Largely ignored initially by most policymakers (and even by many in the humanitarian community … perhaps like most U.N. declarations) many of the MDGs eventually caught fire with policymakers, and to some extent the public, creating momentum that achieved stunning progress for a number of the targets. Here is a good analysis at Foreign Affairs of the MDGs impact by John W. MacArthur of the U.N. Foundation.
Child and maternal mortality, for example, has been cut in half worldwide and serious gains have been made against HIV and malaria. Some MDGs didn’t find the same support or momentum, such as the environmental goals or the somewhat vague MDG 8 which called for “global partnership for development.”
The concern at the Gates confab appeared to be that the SDGs were looking more like vague aspirational goals, such as MDG 8, and moving away from the successful strategy of focusing on simpler, easily identified and tracked goals.
“Our focus at the Gates Foundation is to finish the agenda set by the MDGs and to make sure the current momentum is not lost,” said Suzman, adding that the philanthropy continues to believe health goals should be prioritized as they were with the MDGs.
But this does not translate into the Gates Foundation being opposed to the SDGs, Suzman said. In the second day at the Global Partners Forum (closed to the media), he said, the focus with advocacy organizations like Save the Children, Oxfam, the ONE Campaign and others was about how to advocate for the SDGs in a way that will sustain and advance the gains already achieved in development over most of the past 15 years.
More evidence that the foundation supports the UN agenda is that it funds a number of initiatives and organizations like Global Citizen and Action 2015 aimed at rallying public support in advance of the September UN General Assembly meeting, when the SDGs are expected to be formally adopted.

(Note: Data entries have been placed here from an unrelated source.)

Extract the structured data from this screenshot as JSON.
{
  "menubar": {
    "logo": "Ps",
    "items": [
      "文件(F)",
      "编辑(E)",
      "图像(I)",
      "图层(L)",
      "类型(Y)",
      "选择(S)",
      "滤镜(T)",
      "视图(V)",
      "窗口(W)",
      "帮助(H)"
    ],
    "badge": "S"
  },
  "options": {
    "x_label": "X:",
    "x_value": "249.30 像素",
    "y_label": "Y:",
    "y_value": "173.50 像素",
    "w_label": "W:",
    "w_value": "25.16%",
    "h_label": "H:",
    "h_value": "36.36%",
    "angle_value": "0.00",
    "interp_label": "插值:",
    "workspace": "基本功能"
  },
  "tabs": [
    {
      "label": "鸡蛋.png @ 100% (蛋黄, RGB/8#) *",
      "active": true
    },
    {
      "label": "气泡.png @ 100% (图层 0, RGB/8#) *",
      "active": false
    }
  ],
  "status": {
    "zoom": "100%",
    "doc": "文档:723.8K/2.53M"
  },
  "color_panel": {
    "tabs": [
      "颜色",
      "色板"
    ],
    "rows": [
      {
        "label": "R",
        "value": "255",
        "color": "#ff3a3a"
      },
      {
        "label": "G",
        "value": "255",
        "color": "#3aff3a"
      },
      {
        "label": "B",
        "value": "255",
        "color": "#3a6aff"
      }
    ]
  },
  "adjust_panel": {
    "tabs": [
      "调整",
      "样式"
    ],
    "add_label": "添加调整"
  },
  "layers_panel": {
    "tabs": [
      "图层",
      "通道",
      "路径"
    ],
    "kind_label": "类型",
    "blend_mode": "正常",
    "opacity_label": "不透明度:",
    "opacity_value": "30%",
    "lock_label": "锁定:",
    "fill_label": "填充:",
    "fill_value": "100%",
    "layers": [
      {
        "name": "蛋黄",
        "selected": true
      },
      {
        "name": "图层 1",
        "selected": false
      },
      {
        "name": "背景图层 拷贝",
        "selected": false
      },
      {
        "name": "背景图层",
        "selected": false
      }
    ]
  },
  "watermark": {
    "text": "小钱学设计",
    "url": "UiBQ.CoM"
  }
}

“The great virtue, or one of the great virtues, of most of the MDGs is that they were time-bound, easy to understand and had clear targets,” Suzman said. The SDGs were created less arbitrarily and in a more broadly inclusive process based on consensus-building at the U.N., he said, but this admirable and necessary process has produced a document and agenda that everyone agrees is going to be a challenge to sell as a package deal.
“The challenge of having 17 goals and 169 targets is that it’s very difficult to focus or set priorities,” Suzman said. “I worked at the U.N. for seven years … goal-setting and declarations do not by themselves generate action.”
One of the few at the Gates partners meeting willing to be quoted pushing back hard against the chorus of criticism of the SDGs was Amina Mohammed, a Nigerian who worked on gender and education targets within the MDG framework and is now the U.N. Secretary-General Ban ki-Moon’s adviser on the SDGs.
Mohammed said everyone would like the fight against poverty and inequity to be simple, but it’s not.
“These are complex and difficult problems we are trying to solve,” she said. “The MDGs addressed symptoms, not root causes. … The SDGs are complex and difficult because what we need to do is complex and difficult.”
“There is no quick and simple fix, never has been, which is why the band-aid keeps coming off,” Mohammed said.
Suzman acknowledged that many participants and speakers at the Gates partners meeting (he included himself) may have gone a bit overboard piling on the SDGs. “But you have to be clear what the piling on was about,” he said.
It’s not about trying to undermine the U.N. agenda, Suzman emphasized, but rather about trying to figure out how to make it most likely to succeed.